ROANOKE, Va. – If there's a will, there's a way. Just ask PGA Tour golfer Lanto Griffin.
"It's been something I've been dreaming about since being a kid. So it's starting to sink in," said Griffin.
The former Blacksburg High School golfer won his first career PGA Tour event over the weekend, the Houston Open. Griffin was calm and his play looked smooth, but his journey to this point has been anything but. His father taught him the game of golf at a young age but died when Griffin was just 12 years old. Despite the tragic loss, Griffin's time on the greens were far from over, thanks to the former head pro golfer at Blacksburg Country Club, Steve Prater.
"He had a very big passion for the game, and you could tell. It was so sad when his father diad, and I just wanted to help him out," said Prater.
"He gave me a full membership. So having a guy like Steve Prater come into my life the day my dad passed away and take over in a weird way, that changed my life right there," Griffin said.
He seized the opportunity and would later play collegiate golf at Virginia Commonwealth University before turning pro in 2010. Even thn, things weren't the best for the young pro financially, and he found it hard to keep his tour card. But he recalls a local tournament that helped turned things around in 2015.
"You know, when you're in credit card debt and you've got no status at all on any tour, you know picking up that win at the Delta Dental State Open was life-changing at the time," said Griffin.
"Golf is a lot about failure.
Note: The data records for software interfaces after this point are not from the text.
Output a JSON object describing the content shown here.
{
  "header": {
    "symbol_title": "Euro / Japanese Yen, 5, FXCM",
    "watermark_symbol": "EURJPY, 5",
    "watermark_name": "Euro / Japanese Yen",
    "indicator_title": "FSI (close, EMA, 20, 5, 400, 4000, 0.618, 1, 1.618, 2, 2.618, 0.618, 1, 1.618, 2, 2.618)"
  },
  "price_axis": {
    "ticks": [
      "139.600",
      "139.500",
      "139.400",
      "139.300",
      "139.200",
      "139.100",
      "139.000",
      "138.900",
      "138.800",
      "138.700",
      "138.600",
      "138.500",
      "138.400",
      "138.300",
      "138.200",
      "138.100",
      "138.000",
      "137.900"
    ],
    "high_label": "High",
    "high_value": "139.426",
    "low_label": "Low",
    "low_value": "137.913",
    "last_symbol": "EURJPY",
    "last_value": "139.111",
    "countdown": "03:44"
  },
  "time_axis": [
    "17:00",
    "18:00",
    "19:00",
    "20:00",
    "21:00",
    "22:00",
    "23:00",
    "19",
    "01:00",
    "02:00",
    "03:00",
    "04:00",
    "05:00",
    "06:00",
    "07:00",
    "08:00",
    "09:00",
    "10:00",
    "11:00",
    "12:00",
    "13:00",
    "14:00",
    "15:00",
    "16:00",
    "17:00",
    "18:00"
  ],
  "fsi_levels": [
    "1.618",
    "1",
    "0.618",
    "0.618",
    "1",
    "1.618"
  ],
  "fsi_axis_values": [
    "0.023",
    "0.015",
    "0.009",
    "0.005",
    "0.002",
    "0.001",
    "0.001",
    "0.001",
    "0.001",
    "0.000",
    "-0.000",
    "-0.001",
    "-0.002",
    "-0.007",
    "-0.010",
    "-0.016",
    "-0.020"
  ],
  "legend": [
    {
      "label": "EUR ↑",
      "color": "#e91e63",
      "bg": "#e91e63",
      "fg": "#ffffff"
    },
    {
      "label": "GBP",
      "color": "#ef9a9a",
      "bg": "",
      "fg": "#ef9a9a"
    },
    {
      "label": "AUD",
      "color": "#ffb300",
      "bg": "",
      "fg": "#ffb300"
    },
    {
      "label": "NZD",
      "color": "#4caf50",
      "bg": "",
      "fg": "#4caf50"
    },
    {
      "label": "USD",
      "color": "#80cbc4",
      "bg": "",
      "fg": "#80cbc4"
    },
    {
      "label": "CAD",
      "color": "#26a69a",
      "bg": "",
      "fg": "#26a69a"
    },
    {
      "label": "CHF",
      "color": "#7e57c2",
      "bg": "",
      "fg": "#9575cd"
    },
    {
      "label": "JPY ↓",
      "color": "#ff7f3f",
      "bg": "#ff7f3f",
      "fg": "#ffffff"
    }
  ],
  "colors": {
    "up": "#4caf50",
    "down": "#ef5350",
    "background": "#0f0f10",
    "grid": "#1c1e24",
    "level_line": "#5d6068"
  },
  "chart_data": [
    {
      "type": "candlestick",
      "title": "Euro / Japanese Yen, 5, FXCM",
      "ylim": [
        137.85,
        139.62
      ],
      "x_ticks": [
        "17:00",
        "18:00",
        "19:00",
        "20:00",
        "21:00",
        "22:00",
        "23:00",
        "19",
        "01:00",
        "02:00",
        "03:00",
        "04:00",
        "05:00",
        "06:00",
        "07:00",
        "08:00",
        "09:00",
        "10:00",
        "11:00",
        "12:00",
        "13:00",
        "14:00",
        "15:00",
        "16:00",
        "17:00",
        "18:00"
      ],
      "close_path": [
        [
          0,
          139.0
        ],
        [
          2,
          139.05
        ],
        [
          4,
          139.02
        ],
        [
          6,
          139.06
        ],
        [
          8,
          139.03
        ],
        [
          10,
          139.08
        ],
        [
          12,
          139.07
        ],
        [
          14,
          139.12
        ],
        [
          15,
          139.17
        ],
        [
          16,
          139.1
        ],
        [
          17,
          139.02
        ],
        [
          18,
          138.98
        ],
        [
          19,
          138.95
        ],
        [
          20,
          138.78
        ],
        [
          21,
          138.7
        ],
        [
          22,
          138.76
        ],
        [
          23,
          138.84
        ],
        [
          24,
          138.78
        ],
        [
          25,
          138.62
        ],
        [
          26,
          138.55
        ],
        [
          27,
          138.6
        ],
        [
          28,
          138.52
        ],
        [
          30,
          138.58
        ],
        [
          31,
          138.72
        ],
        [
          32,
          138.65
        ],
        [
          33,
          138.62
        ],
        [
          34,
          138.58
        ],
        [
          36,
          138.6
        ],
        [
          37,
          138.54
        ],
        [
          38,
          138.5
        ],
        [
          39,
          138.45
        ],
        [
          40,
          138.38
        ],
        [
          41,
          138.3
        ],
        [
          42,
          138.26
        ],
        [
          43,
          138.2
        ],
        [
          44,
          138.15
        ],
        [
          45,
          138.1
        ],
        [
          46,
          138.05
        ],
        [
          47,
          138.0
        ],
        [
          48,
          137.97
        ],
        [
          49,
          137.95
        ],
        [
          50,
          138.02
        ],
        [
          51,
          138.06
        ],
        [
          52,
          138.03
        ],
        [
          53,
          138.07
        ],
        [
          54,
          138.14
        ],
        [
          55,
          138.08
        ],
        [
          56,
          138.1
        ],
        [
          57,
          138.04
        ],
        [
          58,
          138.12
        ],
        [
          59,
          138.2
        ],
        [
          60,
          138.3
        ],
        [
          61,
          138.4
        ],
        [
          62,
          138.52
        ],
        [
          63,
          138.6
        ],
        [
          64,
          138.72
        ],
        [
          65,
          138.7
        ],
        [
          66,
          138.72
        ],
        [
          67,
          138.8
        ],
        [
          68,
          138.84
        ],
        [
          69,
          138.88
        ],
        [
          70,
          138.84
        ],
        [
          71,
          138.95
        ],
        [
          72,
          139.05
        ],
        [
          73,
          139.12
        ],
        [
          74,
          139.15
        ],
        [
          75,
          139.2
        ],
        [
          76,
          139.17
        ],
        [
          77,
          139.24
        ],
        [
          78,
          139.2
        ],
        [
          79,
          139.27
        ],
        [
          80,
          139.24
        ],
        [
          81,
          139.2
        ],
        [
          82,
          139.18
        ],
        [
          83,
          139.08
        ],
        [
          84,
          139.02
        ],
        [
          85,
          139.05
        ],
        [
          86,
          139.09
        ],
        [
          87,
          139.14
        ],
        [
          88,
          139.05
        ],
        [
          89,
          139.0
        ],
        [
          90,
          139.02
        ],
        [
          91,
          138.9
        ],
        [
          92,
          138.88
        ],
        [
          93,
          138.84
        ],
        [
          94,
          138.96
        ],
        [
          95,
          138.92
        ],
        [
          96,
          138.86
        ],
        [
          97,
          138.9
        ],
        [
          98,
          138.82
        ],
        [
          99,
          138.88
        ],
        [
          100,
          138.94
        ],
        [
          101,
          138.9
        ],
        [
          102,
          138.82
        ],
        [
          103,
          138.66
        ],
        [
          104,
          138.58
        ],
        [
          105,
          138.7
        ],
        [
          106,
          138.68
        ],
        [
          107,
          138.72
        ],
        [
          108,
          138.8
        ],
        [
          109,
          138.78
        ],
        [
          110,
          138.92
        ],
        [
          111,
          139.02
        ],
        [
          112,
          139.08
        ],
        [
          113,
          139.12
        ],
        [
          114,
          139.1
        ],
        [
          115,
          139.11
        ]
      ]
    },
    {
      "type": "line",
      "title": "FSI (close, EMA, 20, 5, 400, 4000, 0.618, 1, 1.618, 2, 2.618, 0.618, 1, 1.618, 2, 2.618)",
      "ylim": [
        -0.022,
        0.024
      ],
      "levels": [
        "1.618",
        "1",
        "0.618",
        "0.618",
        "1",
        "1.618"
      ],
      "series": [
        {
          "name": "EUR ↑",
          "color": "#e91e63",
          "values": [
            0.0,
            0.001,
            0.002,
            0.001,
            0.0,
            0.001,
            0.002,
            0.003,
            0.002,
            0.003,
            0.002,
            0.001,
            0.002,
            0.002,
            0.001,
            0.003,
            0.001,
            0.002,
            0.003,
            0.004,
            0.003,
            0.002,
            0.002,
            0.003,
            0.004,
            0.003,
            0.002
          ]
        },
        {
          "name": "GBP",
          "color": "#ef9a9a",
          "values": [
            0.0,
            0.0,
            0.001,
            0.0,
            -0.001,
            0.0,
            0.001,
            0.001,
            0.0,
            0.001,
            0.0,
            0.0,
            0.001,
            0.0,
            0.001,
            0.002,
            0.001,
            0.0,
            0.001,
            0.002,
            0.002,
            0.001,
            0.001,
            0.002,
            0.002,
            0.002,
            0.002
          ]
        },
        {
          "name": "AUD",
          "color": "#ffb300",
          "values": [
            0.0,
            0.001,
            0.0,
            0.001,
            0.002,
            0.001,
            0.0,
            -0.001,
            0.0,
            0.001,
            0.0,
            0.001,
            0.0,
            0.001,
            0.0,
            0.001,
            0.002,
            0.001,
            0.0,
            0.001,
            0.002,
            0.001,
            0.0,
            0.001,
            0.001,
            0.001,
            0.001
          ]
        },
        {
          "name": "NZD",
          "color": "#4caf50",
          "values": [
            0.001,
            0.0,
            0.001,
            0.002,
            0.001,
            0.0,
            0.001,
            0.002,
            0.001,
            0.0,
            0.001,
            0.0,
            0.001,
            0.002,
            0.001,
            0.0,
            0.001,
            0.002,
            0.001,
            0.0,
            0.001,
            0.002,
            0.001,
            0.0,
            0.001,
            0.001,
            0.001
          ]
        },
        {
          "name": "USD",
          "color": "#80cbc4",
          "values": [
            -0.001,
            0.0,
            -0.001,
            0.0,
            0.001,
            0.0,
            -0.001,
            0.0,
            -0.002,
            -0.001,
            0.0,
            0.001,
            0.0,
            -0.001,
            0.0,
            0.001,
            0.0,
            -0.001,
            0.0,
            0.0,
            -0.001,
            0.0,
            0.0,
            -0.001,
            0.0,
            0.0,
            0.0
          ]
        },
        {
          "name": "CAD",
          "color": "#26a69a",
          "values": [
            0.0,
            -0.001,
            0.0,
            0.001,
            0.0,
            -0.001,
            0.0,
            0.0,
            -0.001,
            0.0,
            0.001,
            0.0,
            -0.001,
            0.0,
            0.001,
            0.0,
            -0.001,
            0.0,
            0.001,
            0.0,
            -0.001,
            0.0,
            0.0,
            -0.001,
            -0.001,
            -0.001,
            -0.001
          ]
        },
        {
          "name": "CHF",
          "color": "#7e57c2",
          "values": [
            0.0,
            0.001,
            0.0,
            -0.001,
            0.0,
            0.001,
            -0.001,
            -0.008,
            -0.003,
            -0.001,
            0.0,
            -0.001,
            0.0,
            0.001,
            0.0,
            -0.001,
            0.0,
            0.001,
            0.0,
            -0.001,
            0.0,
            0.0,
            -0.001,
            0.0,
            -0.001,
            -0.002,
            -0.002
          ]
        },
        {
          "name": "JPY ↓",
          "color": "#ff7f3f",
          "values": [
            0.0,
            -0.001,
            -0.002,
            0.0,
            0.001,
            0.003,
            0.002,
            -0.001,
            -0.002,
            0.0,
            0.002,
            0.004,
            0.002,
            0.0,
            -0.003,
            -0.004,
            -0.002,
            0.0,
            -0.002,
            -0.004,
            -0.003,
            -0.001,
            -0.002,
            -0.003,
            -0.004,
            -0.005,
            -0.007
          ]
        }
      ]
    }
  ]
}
You're going to fail. It's all about learning how to fail forward and not get down on yourself," said Prater. He now serves as the director of instruction at Roanoke Country Club.
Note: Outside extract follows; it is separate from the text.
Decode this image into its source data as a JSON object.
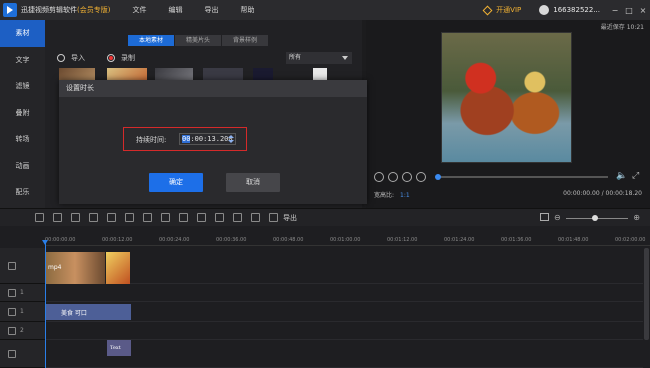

Prater said it was never a question of if Griffin would get a PGA Tour win, but rather when.
"There's a lot of us that are close to him that believed he was going to win. It was just when was he going to do it, and you still have to go do it even though you have the ability and talent," Prater added.
He never gave up on the greens, and now Griffin is benefiting on the fairways that life has given him. He's most thankful for the job security that comes with the Houston Open victory, which includes a spot in the 2020 Masters, and the ability to give his mom a special gift in the coming weeks. His words of advice for any young people pursuing to the sport?
"If you think you're working hard, you're probably not working hard enough, and find what works for you," Griffin said.